→ Brief
Print the records below exactly as they appear. Omit all pictures.

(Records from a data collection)
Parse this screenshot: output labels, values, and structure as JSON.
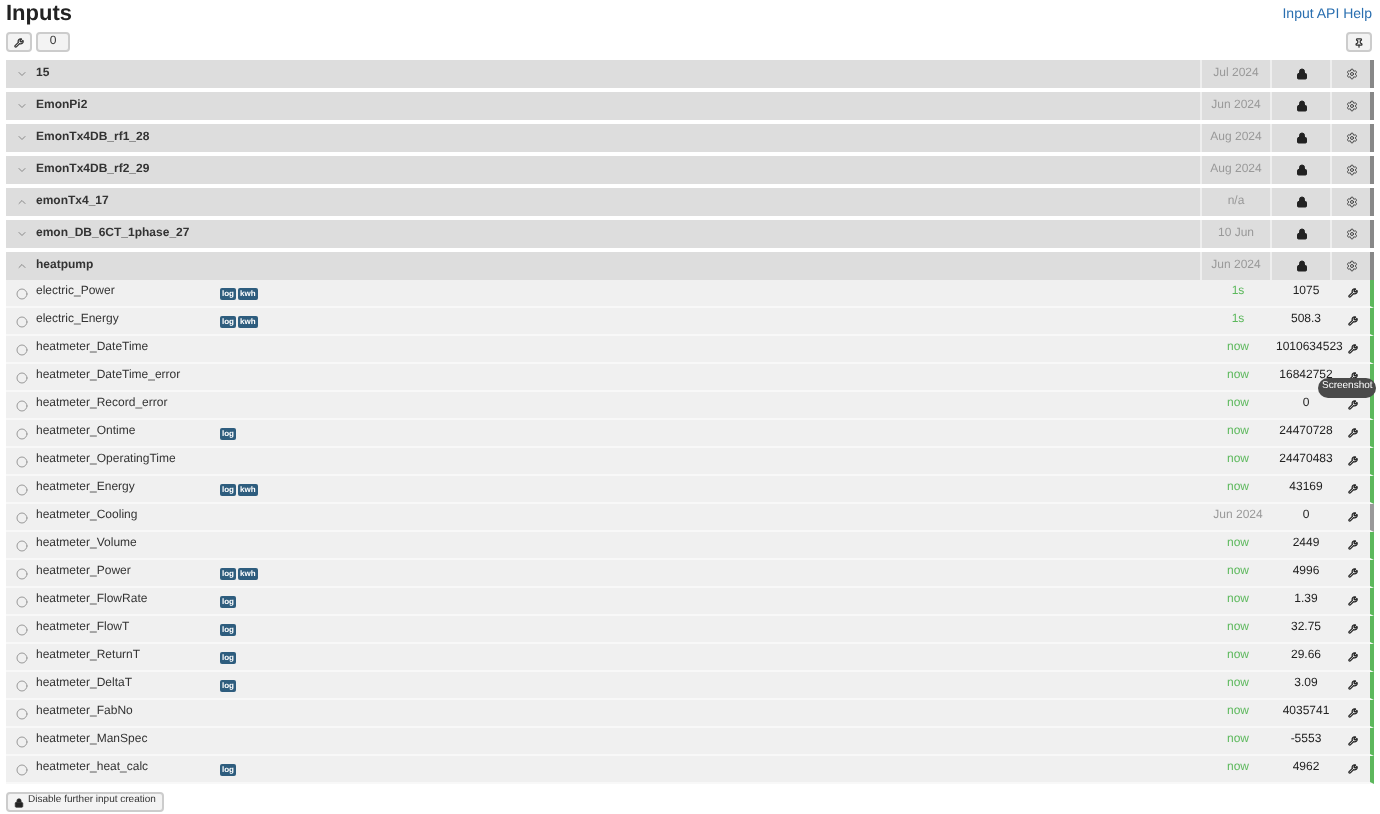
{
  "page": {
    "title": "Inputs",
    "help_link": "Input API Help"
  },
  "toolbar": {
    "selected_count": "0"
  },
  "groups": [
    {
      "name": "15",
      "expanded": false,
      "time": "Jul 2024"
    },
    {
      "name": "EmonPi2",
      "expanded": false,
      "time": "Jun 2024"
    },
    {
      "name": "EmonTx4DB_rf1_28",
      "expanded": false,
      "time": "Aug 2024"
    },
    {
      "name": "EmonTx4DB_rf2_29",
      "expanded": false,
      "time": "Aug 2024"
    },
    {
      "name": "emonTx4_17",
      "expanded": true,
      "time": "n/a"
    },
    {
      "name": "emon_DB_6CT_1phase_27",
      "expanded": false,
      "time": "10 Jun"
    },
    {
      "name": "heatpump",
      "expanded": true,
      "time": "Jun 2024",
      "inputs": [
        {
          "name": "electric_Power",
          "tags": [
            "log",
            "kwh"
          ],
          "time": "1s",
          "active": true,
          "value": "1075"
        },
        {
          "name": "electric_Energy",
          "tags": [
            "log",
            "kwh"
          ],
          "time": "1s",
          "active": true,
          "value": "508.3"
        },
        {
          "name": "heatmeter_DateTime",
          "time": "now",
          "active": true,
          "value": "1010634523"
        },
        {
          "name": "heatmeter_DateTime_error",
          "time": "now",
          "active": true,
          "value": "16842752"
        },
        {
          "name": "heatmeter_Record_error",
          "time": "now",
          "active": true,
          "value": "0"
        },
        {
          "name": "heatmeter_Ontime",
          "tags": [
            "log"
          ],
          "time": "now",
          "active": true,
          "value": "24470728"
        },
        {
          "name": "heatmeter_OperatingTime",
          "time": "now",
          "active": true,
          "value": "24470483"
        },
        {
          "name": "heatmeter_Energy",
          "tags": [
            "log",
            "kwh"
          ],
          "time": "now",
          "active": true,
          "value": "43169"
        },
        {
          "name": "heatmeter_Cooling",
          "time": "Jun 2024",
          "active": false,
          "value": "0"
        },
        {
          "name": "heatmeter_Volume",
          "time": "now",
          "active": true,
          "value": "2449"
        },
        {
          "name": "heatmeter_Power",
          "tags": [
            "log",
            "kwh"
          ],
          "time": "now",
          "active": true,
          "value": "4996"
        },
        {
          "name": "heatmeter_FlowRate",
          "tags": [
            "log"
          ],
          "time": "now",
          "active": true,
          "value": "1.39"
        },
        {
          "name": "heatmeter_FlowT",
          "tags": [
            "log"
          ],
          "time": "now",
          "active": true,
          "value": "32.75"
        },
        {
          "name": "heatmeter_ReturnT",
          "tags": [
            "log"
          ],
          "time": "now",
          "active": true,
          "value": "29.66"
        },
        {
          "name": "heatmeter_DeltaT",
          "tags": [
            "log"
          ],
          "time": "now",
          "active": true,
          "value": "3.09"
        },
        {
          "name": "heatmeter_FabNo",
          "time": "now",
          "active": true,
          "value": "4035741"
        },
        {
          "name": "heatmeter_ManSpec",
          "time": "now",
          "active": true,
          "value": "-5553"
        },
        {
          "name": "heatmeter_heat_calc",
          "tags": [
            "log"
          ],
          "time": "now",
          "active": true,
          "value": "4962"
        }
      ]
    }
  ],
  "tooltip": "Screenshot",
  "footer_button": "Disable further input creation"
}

→ Reply
Parse this screenshot: output labels, values, and structure as JSON.
{
  "page": {
    "title": "Inputs",
    "help_link": "Input API Help"
  },
  "toolbar": {
    "selected_count": "0"
  },
  "groups": [
    {
      "name": "15",
      "expanded": false,
      "time": "Jul 2024"
    },
    {
      "name": "EmonPi2",
      "expanded": false,
      "time": "Jun 2024"
    },
    {
      "name": "EmonTx4DB_rf1_28",
      "expanded": false,
      "time": "Aug 2024"
    },
    {
      "name": "EmonTx4DB_rf2_29",
      "expanded": false,
      "time": "Aug 2024"
    },
    {
      "name": "emonTx4_17",
      "expanded": true,
      "time": "n/a"
    },
    {
      "name": "emon_DB_6CT_1phase_27",
      "expanded": false,
      "time": "10 Jun"
    },
    {
      "name": "heatpump",
      "expanded": true,
      "time": "Jun 2024",
      "inputs": [
        {
          "name": "electric_Power",
          "tags": [
            "log",
            "kwh"
          ],
          "time": "1s",
          "active": true,
          "value": "1075"
        },
        {
          "name": "electric_Energy",
          "tags": [
            "log",
            "kwh"
          ],
          "time": "1s",
          "active": true,
          "value": "508.3"
        },
        {
          "name": "heatmeter_DateTime",
          "time": "now",
          "active": true,
          "value": "1010634523"
        },
        {
          "name": "heatmeter_DateTime_error",
          "time": "now",
          "active": true,
          "value": "16842752"
        },
        {
          "name": "heatmeter_Record_error",
          "time": "now",
          "active": true,
          "value": "0"
        },
        {
          "name": "heatmeter_Ontime",
          "tags": [
            "log"
          ],
          "time": "now",
          "active": true,
          "value": "24470728"
        },
        {
          "name": "heatmeter_OperatingTime",
          "time": "now",
          "active": true,
          "value": "24470483"
        },
        {
          "name": "heatmeter_Energy",
          "tags": [
            "log",
            "kwh"
          ],
          "time": "now",
          "active": true,
          "value": "43169"
        },
        {
          "name": "heatmeter_Cooling",
          "time": "Jun 2024",
          "active": false,
          "value": "0"
        },
        {
          "name": "heatmeter_Volume",
          "time": "now",
          "active": true,
          "value": "2449"
        },
        {
          "name": "heatmeter_Power",
          "tags": [
            "log",
            "kwh"
          ],
          "time": "now",
          "active": true,
          "value": "4996"
        },
        {
          "name": "heatmeter_FlowRate",
          "tags": [
            "log"
          ],
          "time": "now",
          "active": true,
          "value": "1.39"
        },
        {
          "name": "heatmeter_FlowT",
          "tags": [
            "log"
          ],
          "time": "now",
          "active": true,
          "value": "32.75"
        },
        {
          "name": "heatmeter_ReturnT",
          "tags": [
            "log"
          ],
          "time": "now",
          "active": true,
          "value": "29.66"
        },
        {
          "name": "heatmeter_DeltaT",
          "tags": [
            "log"
          ],
          "time": "now",
          "active": true,
          "value": "3.09"
        },
        {
          "name": "heatmeter_FabNo",
          "time": "now",
          "active": true,
          "value": "4035741"
        },
        {
          "name": "heatmeter_ManSpec",
          "time": "now",
          "active": true,
          "value": "-5553"
        },
        {
          "name": "heatmeter_heat_calc",
          "tags": [
            "log"
          ],
          "time": "now",
          "active": true,
          "value": "4962"
        }
      ]
    }
  ],
  "tooltip": "Screenshot",
  "footer_button": "Disable further input creation"
}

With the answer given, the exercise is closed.